- What the task asks
Without the pictures, return each record as it appears.

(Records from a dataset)
══════
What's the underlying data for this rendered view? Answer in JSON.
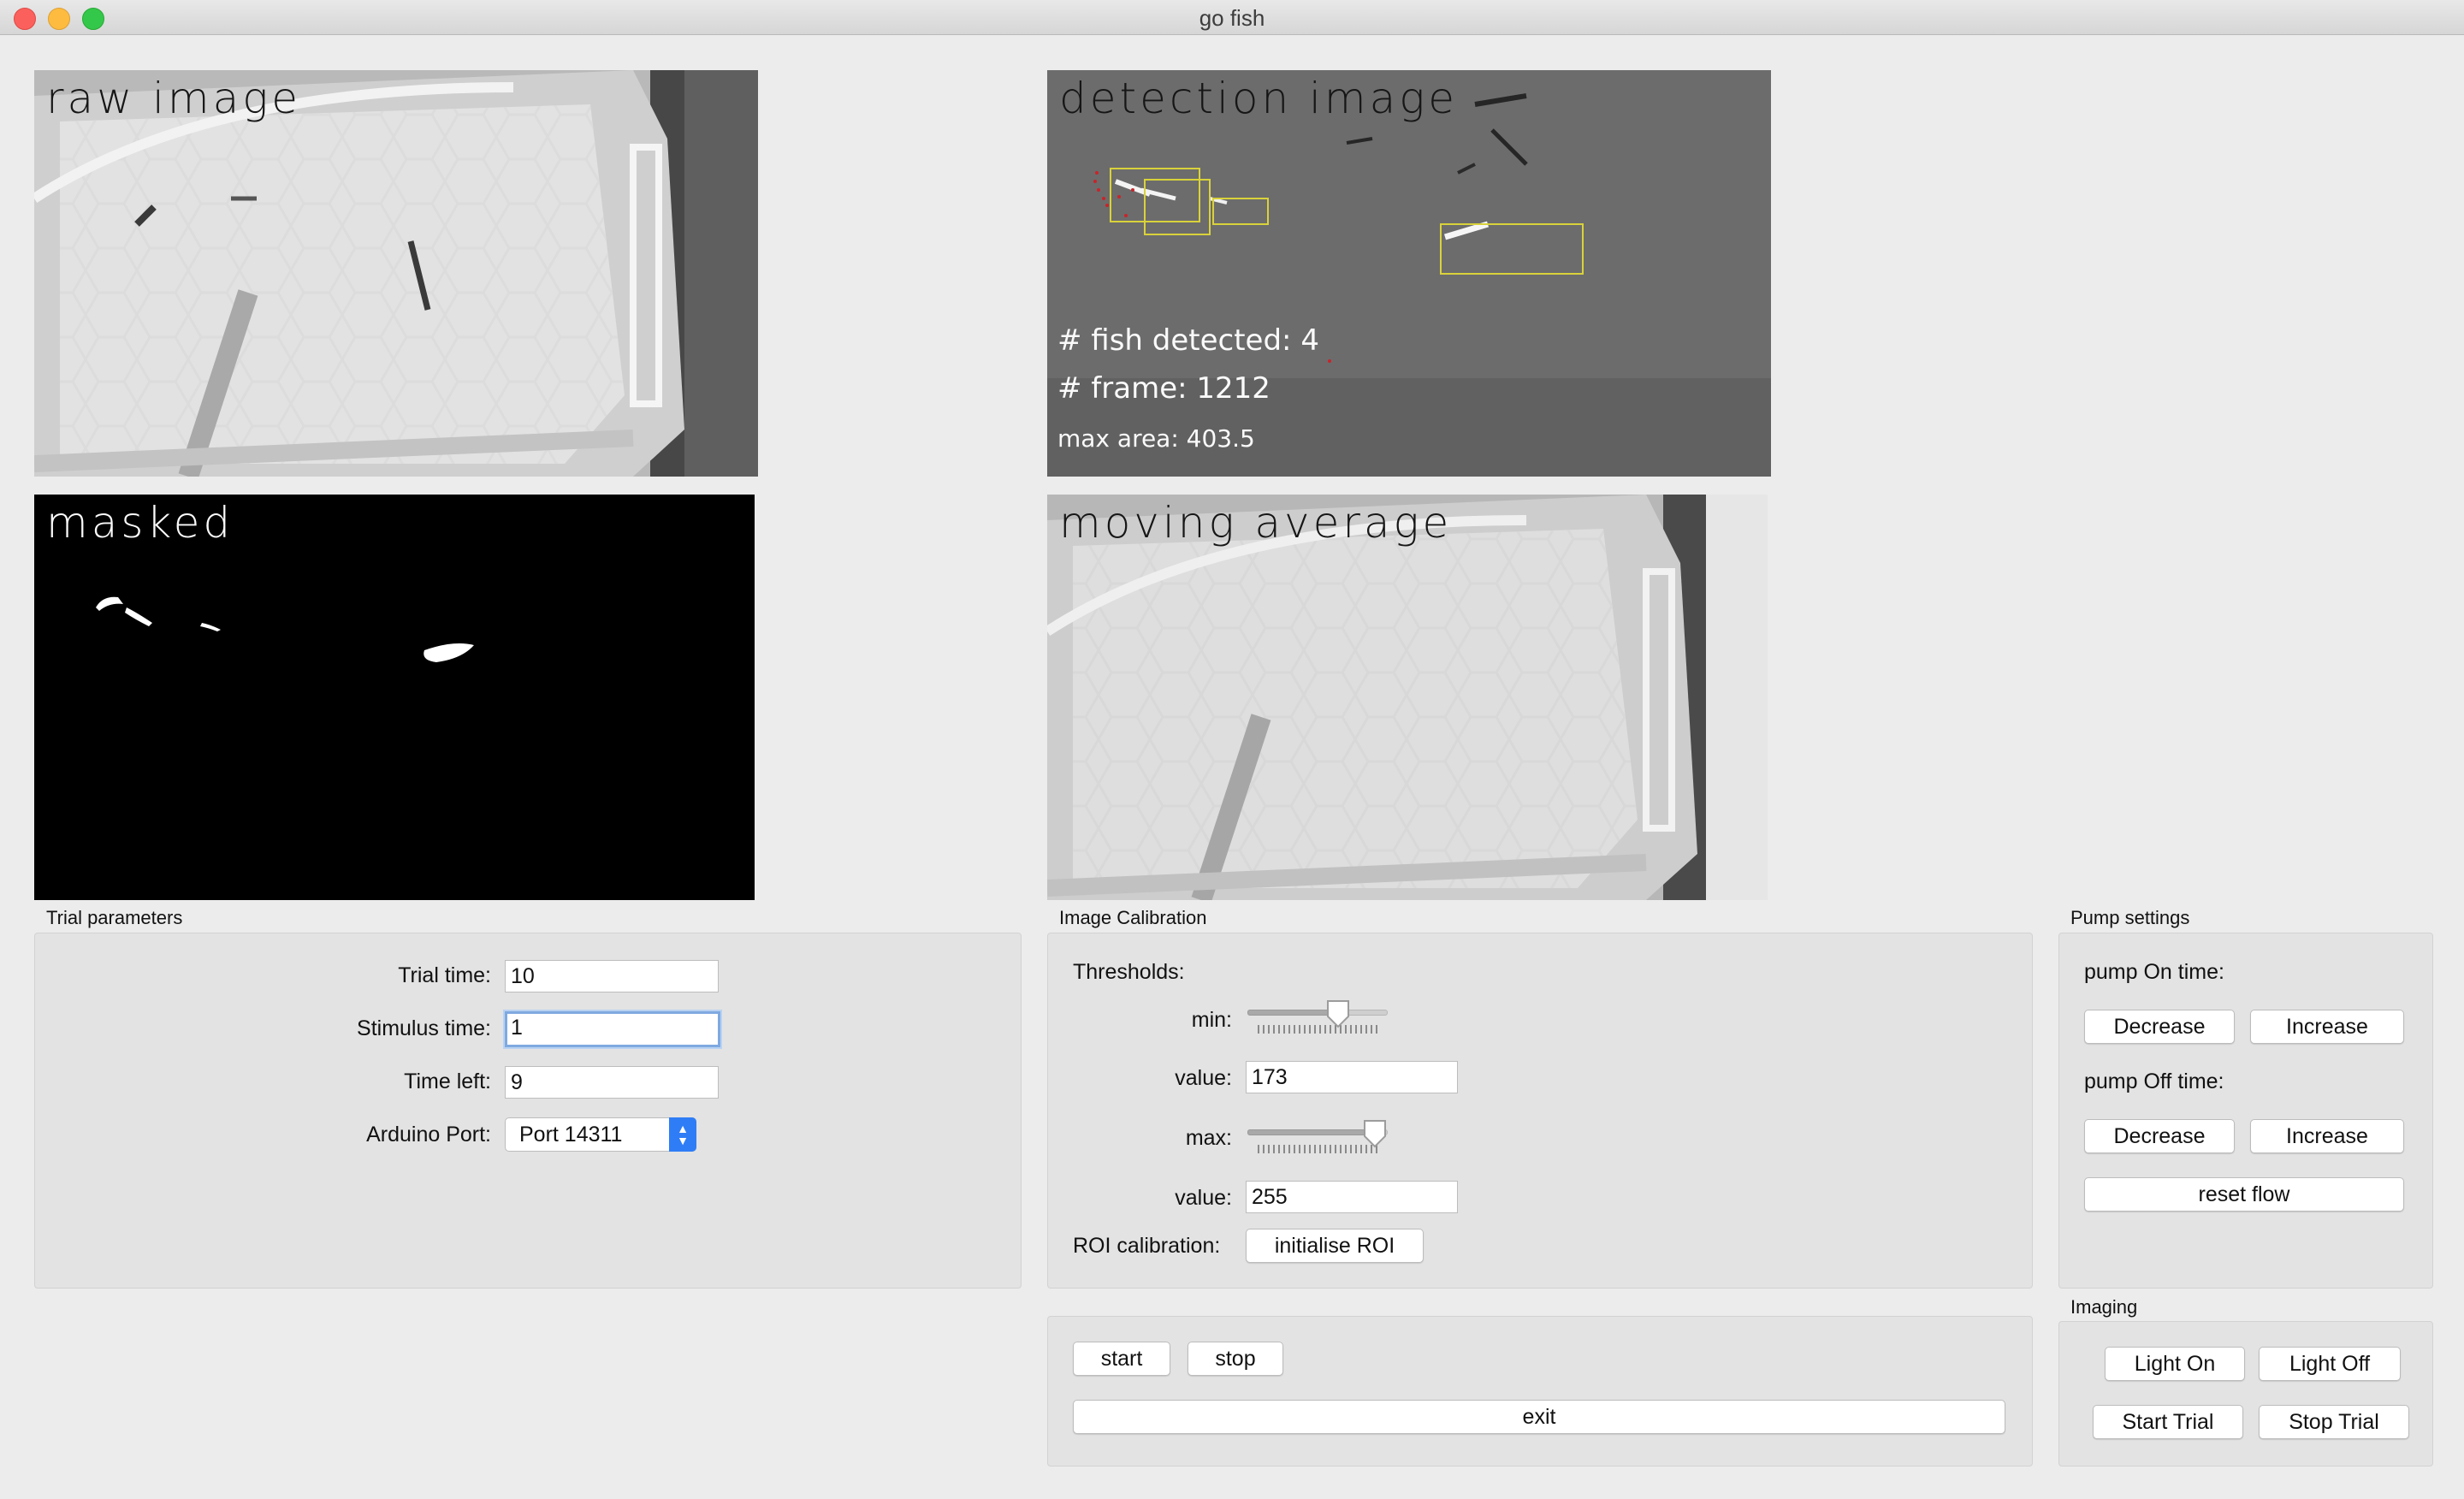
{
  "window": {
    "title": "go fish"
  },
  "panels": {
    "raw": {
      "label": "raw image"
    },
    "detection": {
      "label": "detection image",
      "fish_detected": "# fish detected: 4",
      "frame": "# frame: 1212",
      "max_area": "max area: 403.5"
    },
    "masked": {
      "label": "masked"
    },
    "moving_average": {
      "label": "moving average"
    }
  },
  "trial": {
    "title": "Trial parameters",
    "trial_time_label": "Trial time:",
    "trial_time_value": "10",
    "stimulus_time_label": "Stimulus time:",
    "stimulus_time_value": "1",
    "time_left_label": "Time left:",
    "time_left_value": "9",
    "port_label": "Arduino Port:",
    "port_value": "Port 14311"
  },
  "calibration": {
    "title": "Image Calibration",
    "thresholds_label": "Thresholds:",
    "min_label": "min:",
    "min_slider_fraction": 0.68,
    "min_value_label": "value:",
    "min_value": "173",
    "max_label": "max:",
    "max_slider_fraction": 1.0,
    "max_value_label": "value:",
    "max_value": "255",
    "roi_label": "ROI calibration:",
    "roi_button": "initialise ROI"
  },
  "controls": {
    "start": "start",
    "stop": "stop",
    "exit": "exit"
  },
  "pump": {
    "title": "Pump settings",
    "on_label": "pump On time:",
    "on_decrease": "Decrease",
    "on_increase": "Increase",
    "off_label": "pump Off time:",
    "off_decrease": "Decrease",
    "off_increase": "Increase",
    "reset": "reset flow"
  },
  "imaging": {
    "title": "Imaging",
    "light_on": "Light On",
    "light_off": "Light Off",
    "start_trial": "Start Trial",
    "stop_trial": "Stop Trial"
  },
  "colors": {
    "accent": "#2f7df6",
    "focus_ring": "#7fa9e0",
    "detection_box": "#d9d23a"
  }
}
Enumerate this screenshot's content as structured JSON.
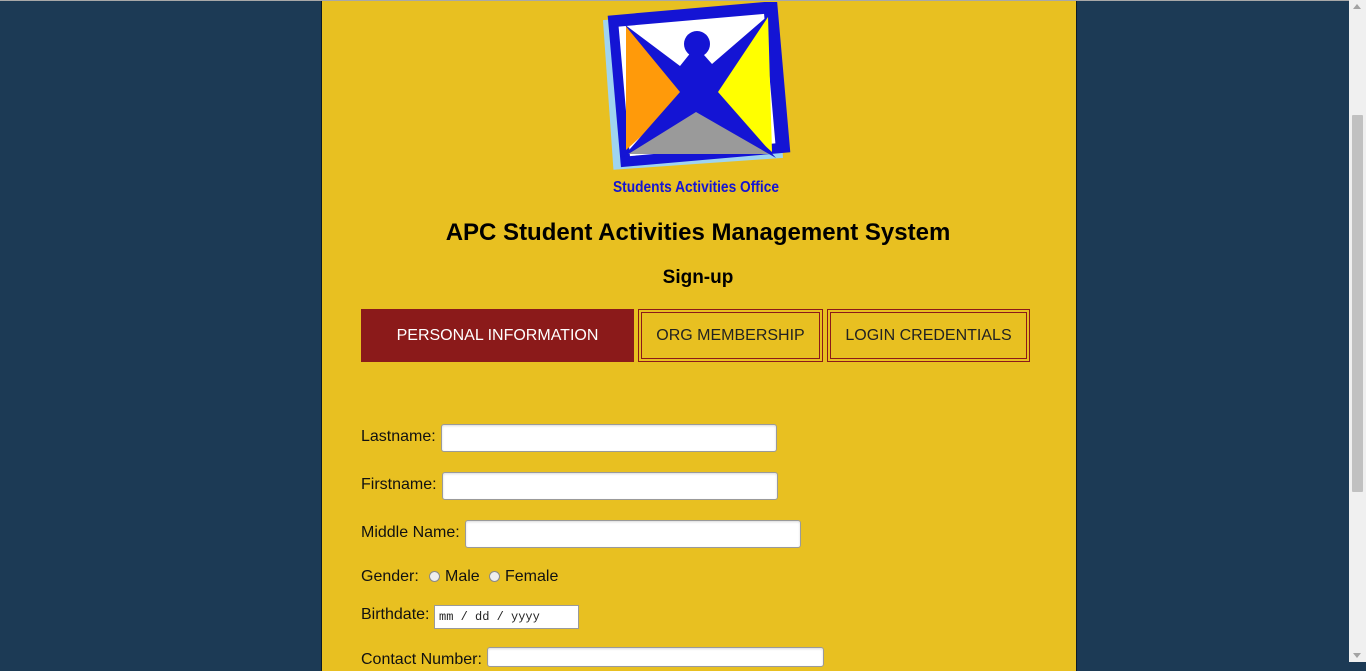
{
  "header": {
    "logo_text": "Students Activities Office",
    "title": "APC Student Activities Management System",
    "subtitle": "Sign-up"
  },
  "tabs": [
    {
      "label": "PERSONAL INFORMATION",
      "active": true
    },
    {
      "label": "ORG MEMBERSHIP",
      "active": false
    },
    {
      "label": "LOGIN CREDENTIALS",
      "active": false
    }
  ],
  "form": {
    "lastname_label": "Lastname:",
    "lastname_value": "",
    "firstname_label": "Firstname:",
    "firstname_value": "",
    "middlename_label": "Middle Name:",
    "middlename_value": "",
    "gender_label": "Gender:",
    "gender_male": "Male",
    "gender_female": "Female",
    "birthdate_label": "Birthdate:",
    "birthdate_placeholder": "mm / dd / yyyy",
    "contact_label": "Contact Number:"
  },
  "colors": {
    "background": "#1c3a55",
    "panel": "#e8c021",
    "accent": "#8b1a1a"
  }
}
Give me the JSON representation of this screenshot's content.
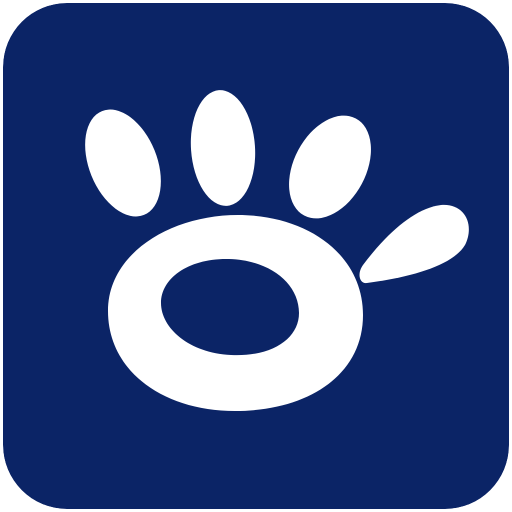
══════
- Exercise solution
What's the underlying data for this rendered view? Answer in JSON.
{
  "window": {
    "title": "go fish"
  },
  "panels": {
    "raw": {
      "label": "raw image"
    },
    "detection": {
      "label": "detection image",
      "fish_detected": "# fish detected: 4",
      "frame": "# frame: 1212",
      "max_area": "max area: 403.5"
    },
    "masked": {
      "label": "masked"
    },
    "moving_average": {
      "label": "moving average"
    }
  },
  "trial": {
    "title": "Trial parameters",
    "trial_time_label": "Trial time:",
    "trial_time_value": "10",
    "stimulus_time_label": "Stimulus time:",
    "stimulus_time_value": "1",
    "time_left_label": "Time left:",
    "time_left_value": "9",
    "port_label": "Arduino Port:",
    "port_value": "Port 14311"
  },
  "calibration": {
    "title": "Image Calibration",
    "thresholds_label": "Thresholds:",
    "min_label": "min:",
    "min_slider_fraction": 0.68,
    "min_value_label": "value:",
    "min_value": "173",
    "max_label": "max:",
    "max_slider_fraction": 1.0,
    "max_value_label": "value:",
    "max_value": "255",
    "roi_label": "ROI calibration:",
    "roi_button": "initialise ROI"
  },
  "controls": {
    "start": "start",
    "stop": "stop",
    "exit": "exit"
  },
  "pump": {
    "title": "Pump settings",
    "on_label": "pump On time:",
    "on_decrease": "Decrease",
    "on_increase": "Increase",
    "off_label": "pump Off time:",
    "off_decrease": "Decrease",
    "off_increase": "Increase",
    "reset": "reset flow"
  },
  "imaging": {
    "title": "Imaging",
    "light_on": "Light On",
    "light_off": "Light Off",
    "start_trial": "Start Trial",
    "stop_trial": "Stop Trial"
  },
  "colors": {
    "accent": "#2f7df6",
    "focus_ring": "#7fa9e0",
    "detection_box": "#d9d23a"
  }
}
Enumerate this screenshot's content as structured JSON.
{
  "header": {
    "logo_text": "Students Activities Office",
    "title": "APC Student Activities Management System",
    "subtitle": "Sign-up"
  },
  "tabs": [
    {
      "label": "PERSONAL INFORMATION",
      "active": true
    },
    {
      "label": "ORG MEMBERSHIP",
      "active": false
    },
    {
      "label": "LOGIN CREDENTIALS",
      "active": false
    }
  ],
  "form": {
    "lastname_label": "Lastname:",
    "lastname_value": "",
    "firstname_label": "Firstname:",
    "firstname_value": "",
    "middlename_label": "Middle Name:",
    "middlename_value": "",
    "gender_label": "Gender:",
    "gender_male": "Male",
    "gender_female": "Female",
    "birthdate_label": "Birthdate:",
    "birthdate_placeholder": "mm / dd / yyyy",
    "contact_label": "Contact Number:"
  },
  "colors": {
    "background": "#1c3a55",
    "panel": "#e8c021",
    "accent": "#8b1a1a"
  }
}
Give me the JSON representation of this screenshot's content.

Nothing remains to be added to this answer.